◆ Task item
Below are some entries; can you quote all of them exactly?
(Dataset records begins)
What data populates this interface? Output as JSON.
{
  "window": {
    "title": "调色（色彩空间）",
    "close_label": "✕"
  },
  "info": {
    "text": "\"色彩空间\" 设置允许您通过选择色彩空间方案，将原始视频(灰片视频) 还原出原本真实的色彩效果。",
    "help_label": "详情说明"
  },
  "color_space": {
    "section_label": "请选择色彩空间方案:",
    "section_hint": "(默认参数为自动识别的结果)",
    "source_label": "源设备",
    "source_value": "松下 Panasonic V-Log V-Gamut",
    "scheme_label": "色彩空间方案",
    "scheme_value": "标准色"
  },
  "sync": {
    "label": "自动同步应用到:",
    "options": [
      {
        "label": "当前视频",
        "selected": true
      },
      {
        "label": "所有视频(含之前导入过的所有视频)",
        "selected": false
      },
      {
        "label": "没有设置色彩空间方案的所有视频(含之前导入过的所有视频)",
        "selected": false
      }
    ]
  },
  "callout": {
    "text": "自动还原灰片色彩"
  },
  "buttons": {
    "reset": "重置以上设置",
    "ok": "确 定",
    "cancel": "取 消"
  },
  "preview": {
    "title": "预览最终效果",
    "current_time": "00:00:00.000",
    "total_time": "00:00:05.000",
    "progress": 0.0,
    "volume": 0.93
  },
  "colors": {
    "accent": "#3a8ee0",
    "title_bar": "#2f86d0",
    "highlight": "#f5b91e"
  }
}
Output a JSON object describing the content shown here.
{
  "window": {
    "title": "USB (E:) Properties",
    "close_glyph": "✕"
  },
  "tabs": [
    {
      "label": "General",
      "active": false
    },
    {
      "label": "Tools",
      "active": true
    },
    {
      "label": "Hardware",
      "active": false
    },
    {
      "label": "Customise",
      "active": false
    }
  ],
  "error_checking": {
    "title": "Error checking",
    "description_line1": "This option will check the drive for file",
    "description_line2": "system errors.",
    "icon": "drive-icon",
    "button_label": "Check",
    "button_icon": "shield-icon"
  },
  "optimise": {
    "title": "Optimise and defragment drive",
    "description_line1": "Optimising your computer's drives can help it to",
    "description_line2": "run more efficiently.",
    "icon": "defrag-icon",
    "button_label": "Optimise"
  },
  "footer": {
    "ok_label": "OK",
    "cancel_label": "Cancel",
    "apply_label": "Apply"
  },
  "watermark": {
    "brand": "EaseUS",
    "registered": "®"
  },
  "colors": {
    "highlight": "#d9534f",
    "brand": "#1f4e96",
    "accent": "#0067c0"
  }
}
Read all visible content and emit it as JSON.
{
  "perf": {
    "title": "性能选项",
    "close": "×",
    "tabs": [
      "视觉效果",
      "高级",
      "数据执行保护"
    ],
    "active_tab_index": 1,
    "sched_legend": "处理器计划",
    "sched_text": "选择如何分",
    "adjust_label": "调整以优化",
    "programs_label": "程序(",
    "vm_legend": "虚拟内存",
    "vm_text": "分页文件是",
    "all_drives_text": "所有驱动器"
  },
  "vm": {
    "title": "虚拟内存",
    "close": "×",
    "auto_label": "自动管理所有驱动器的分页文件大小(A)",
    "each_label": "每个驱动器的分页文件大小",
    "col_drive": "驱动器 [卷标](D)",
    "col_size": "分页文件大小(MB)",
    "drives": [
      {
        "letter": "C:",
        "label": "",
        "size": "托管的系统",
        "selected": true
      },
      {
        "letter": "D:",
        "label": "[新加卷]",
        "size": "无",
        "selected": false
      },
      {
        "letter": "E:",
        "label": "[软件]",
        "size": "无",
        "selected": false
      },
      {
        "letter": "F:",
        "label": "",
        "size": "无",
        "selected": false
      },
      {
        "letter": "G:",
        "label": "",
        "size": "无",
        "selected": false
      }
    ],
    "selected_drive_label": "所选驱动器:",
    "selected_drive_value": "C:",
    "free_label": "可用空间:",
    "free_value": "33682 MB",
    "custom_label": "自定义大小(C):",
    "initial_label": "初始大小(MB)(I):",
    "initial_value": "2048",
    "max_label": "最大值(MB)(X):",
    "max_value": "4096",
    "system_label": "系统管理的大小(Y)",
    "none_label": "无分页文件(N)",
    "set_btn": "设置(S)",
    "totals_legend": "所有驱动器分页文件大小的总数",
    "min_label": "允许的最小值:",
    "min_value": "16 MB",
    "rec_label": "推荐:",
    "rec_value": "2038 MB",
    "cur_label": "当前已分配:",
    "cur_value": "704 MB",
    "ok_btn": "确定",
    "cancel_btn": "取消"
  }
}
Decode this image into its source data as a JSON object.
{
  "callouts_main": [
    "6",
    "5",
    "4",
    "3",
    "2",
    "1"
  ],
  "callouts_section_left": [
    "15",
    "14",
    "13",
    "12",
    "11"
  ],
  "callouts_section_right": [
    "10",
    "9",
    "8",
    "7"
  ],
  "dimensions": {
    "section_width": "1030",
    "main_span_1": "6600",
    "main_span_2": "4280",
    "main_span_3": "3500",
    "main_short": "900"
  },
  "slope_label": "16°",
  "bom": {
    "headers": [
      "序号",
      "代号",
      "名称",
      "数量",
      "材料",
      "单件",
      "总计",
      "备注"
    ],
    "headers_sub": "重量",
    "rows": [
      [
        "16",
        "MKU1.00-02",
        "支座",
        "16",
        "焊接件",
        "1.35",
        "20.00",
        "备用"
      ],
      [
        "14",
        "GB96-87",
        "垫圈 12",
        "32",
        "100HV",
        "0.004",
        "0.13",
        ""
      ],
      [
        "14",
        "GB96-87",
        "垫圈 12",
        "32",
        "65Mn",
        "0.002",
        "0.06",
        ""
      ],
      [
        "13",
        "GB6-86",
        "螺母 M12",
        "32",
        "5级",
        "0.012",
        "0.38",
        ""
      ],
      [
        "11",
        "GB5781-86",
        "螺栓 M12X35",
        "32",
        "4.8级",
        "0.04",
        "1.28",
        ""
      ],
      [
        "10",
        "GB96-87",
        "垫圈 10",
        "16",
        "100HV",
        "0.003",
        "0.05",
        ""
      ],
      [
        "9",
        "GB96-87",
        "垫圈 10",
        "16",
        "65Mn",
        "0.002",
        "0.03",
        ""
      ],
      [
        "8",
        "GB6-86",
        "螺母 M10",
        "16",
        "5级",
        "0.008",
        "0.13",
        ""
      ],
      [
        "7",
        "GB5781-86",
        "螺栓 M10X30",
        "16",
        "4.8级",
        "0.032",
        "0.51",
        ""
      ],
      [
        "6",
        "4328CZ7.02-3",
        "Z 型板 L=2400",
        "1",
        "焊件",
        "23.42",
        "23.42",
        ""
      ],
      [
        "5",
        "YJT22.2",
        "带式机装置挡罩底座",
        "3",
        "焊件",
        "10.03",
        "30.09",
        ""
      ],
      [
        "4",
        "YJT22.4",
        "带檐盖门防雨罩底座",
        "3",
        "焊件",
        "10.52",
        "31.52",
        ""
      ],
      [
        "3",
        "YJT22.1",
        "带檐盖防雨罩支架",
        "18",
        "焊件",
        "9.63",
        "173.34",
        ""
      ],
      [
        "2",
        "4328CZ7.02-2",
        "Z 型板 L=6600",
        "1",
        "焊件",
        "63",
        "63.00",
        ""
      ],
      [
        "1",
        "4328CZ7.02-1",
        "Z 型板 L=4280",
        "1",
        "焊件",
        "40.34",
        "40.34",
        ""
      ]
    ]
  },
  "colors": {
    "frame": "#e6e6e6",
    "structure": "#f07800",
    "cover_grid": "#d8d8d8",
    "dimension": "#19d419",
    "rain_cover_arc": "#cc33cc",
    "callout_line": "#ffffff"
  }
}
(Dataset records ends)
◆ Problem solution
What data populates this interface? Output as JSON.
{
  "window": {
    "title": "调色（色彩空间）",
    "close_label": "✕"
  },
  "info": {
    "text": "\"色彩空间\" 设置允许您通过选择色彩空间方案，将原始视频(灰片视频) 还原出原本真实的色彩效果。",
    "help_label": "详情说明"
  },
  "color_space": {
    "section_label": "请选择色彩空间方案:",
    "section_hint": "(默认参数为自动识别的结果)",
    "source_label": "源设备",
    "source_value": "松下 Panasonic V-Log V-Gamut",
    "scheme_label": "色彩空间方案",
    "scheme_value": "标准色"
  },
  "sync": {
    "label": "自动同步应用到:",
    "options": [
      {
        "label": "当前视频",
        "selected": true
      },
      {
        "label": "所有视频(含之前导入过的所有视频)",
        "selected": false
      },
      {
        "label": "没有设置色彩空间方案的所有视频(含之前导入过的所有视频)",
        "selected": false
      }
    ]
  },
  "callout": {
    "text": "自动还原灰片色彩"
  },
  "buttons": {
    "reset": "重置以上设置",
    "ok": "确 定",
    "cancel": "取 消"
  },
  "preview": {
    "title": "预览最终效果",
    "current_time": "00:00:00.000",
    "total_time": "00:00:05.000",
    "progress": 0.0,
    "volume": 0.93
  },
  "colors": {
    "accent": "#3a8ee0",
    "title_bar": "#2f86d0",
    "highlight": "#f5b91e"
  }
}
Output a JSON object describing the content shown here.
{
  "window": {
    "title": "USB (E:) Properties",
    "close_glyph": "✕"
  },
  "tabs": [
    {
      "label": "General",
      "active": false
    },
    {
      "label": "Tools",
      "active": true
    },
    {
      "label": "Hardware",
      "active": false
    },
    {
      "label": "Customise",
      "active": false
    }
  ],
  "error_checking": {
    "title": "Error checking",
    "description_line1": "This option will check the drive for file",
    "description_line2": "system errors.",
    "icon": "drive-icon",
    "button_label": "Check",
    "button_icon": "shield-icon"
  },
  "optimise": {
    "title": "Optimise and defragment drive",
    "description_line1": "Optimising your computer's drives can help it to",
    "description_line2": "run more efficiently.",
    "icon": "defrag-icon",
    "button_label": "Optimise"
  },
  "footer": {
    "ok_label": "OK",
    "cancel_label": "Cancel",
    "apply_label": "Apply"
  },
  "watermark": {
    "brand": "EaseUS",
    "registered": "®"
  },
  "colors": {
    "highlight": "#d9534f",
    "brand": "#1f4e96",
    "accent": "#0067c0"
  }
}
Read all visible content and emit it as JSON.
{
  "perf": {
    "title": "性能选项",
    "close": "×",
    "tabs": [
      "视觉效果",
      "高级",
      "数据执行保护"
    ],
    "active_tab_index": 1,
    "sched_legend": "处理器计划",
    "sched_text": "选择如何分",
    "adjust_label": "调整以优化",
    "programs_label": "程序(",
    "vm_legend": "虚拟内存",
    "vm_text": "分页文件是",
    "all_drives_text": "所有驱动器"
  },
  "vm": {
    "title": "虚拟内存",
    "close": "×",
    "auto_label": "自动管理所有驱动器的分页文件大小(A)",
    "each_label": "每个驱动器的分页文件大小",
    "col_drive": "驱动器 [卷标](D)",
    "col_size": "分页文件大小(MB)",
    "drives": [
      {
        "letter": "C:",
        "label": "",
        "size": "托管的系统",
        "selected": true
      },
      {
        "letter": "D:",
        "label": "[新加卷]",
        "size": "无",
        "selected": false
      },
      {
        "letter": "E:",
        "label": "[软件]",
        "size": "无",
        "selected": false
      },
      {
        "letter": "F:",
        "label": "",
        "size": "无",
        "selected": false
      },
      {
        "letter": "G:",
        "label": "",
        "size": "无",
        "selected": false
      }
    ],
    "selected_drive_label": "所选驱动器:",
    "selected_drive_value": "C:",
    "free_label": "可用空间:",
    "free_value": "33682 MB",
    "custom_label": "自定义大小(C):",
    "initial_label": "初始大小(MB)(I):",
    "initial_value": "2048",
    "max_label": "最大值(MB)(X):",
    "max_value": "4096",
    "system_label": "系统管理的大小(Y)",
    "none_label": "无分页文件(N)",
    "set_btn": "设置(S)",
    "totals_legend": "所有驱动器分页文件大小的总数",
    "min_label": "允许的最小值:",
    "min_value": "16 MB",
    "rec_label": "推荐:",
    "rec_value": "2038 MB",
    "cur_label": "当前已分配:",
    "cur_value": "704 MB",
    "ok_btn": "确定",
    "cancel_btn": "取消"
  }
}
Decode this image into its source data as a JSON object.
{
  "callouts_main": [
    "6",
    "5",
    "4",
    "3",
    "2",
    "1"
  ],
  "callouts_section_left": [
    "15",
    "14",
    "13",
    "12",
    "11"
  ],
  "callouts_section_right": [
    "10",
    "9",
    "8",
    "7"
  ],
  "dimensions": {
    "section_width": "1030",
    "main_span_1": "6600",
    "main_span_2": "4280",
    "main_span_3": "3500",
    "main_short": "900"
  },
  "slope_label": "16°",
  "bom": {
    "headers": [
      "序号",
      "代号",
      "名称",
      "数量",
      "材料",
      "单件",
      "总计",
      "备注"
    ],
    "headers_sub": "重量",
    "rows": [
      [
        "16",
        "MKU1.00-02",
        "支座",
        "16",
        "焊接件",
        "1.35",
        "20.00",
        "备用"
      ],
      [
        "14",
        "GB96-87",
        "垫圈 12",
        "32",
        "100HV",
        "0.004",
        "0.13",
        ""
      ],
      [
        "14",
        "GB96-87",
        "垫圈 12",
        "32",
        "65Mn",
        "0.002",
        "0.06",
        ""
      ],
      [
        "13",
        "GB6-86",
        "螺母 M12",
        "32",
        "5级",
        "0.012",
        "0.38",
        ""
      ],
      [
        "11",
        "GB5781-86",
        "螺栓 M12X35",
        "32",
        "4.8级",
        "0.04",
        "1.28",
        ""
      ],
      [
        "10",
        "GB96-87",
        "垫圈 10",
        "16",
        "100HV",
        "0.003",
        "0.05",
        ""
      ],
      [
        "9",
        "GB96-87",
        "垫圈 10",
        "16",
        "65Mn",
        "0.002",
        "0.03",
        ""
      ],
      [
        "8",
        "GB6-86",
        "螺母 M10",
        "16",
        "5级",
        "0.008",
        "0.13",
        ""
      ],
      [
        "7",
        "GB5781-86",
        "螺栓 M10X30",
        "16",
        "4.8级",
        "0.032",
        "0.51",
        ""
      ],
      [
        "6",
        "4328CZ7.02-3",
        "Z 型板 L=2400",
        "1",
        "焊件",
        "23.42",
        "23.42",
        ""
      ],
      [
        "5",
        "YJT22.2",
        "带式机装置挡罩底座",
        "3",
        "焊件",
        "10.03",
        "30.09",
        ""
      ],
      [
        "4",
        "YJT22.4",
        "带檐盖门防雨罩底座",
        "3",
        "焊件",
        "10.52",
        "31.52",
        ""
      ],
      [
        "3",
        "YJT22.1",
        "带檐盖防雨罩支架",
        "18",
        "焊件",
        "9.63",
        "173.34",
        ""
      ],
      [
        "2",
        "4328CZ7.02-2",
        "Z 型板 L=6600",
        "1",
        "焊件",
        "63",
        "63.00",
        ""
      ],
      [
        "1",
        "4328CZ7.02-1",
        "Z 型板 L=4280",
        "1",
        "焊件",
        "40.34",
        "40.34",
        ""
      ]
    ]
  },
  "colors": {
    "frame": "#e6e6e6",
    "structure": "#f07800",
    "cover_grid": "#d8d8d8",
    "dimension": "#19d419",
    "rain_cover_arc": "#cc33cc",
    "callout_line": "#ffffff"
  }
}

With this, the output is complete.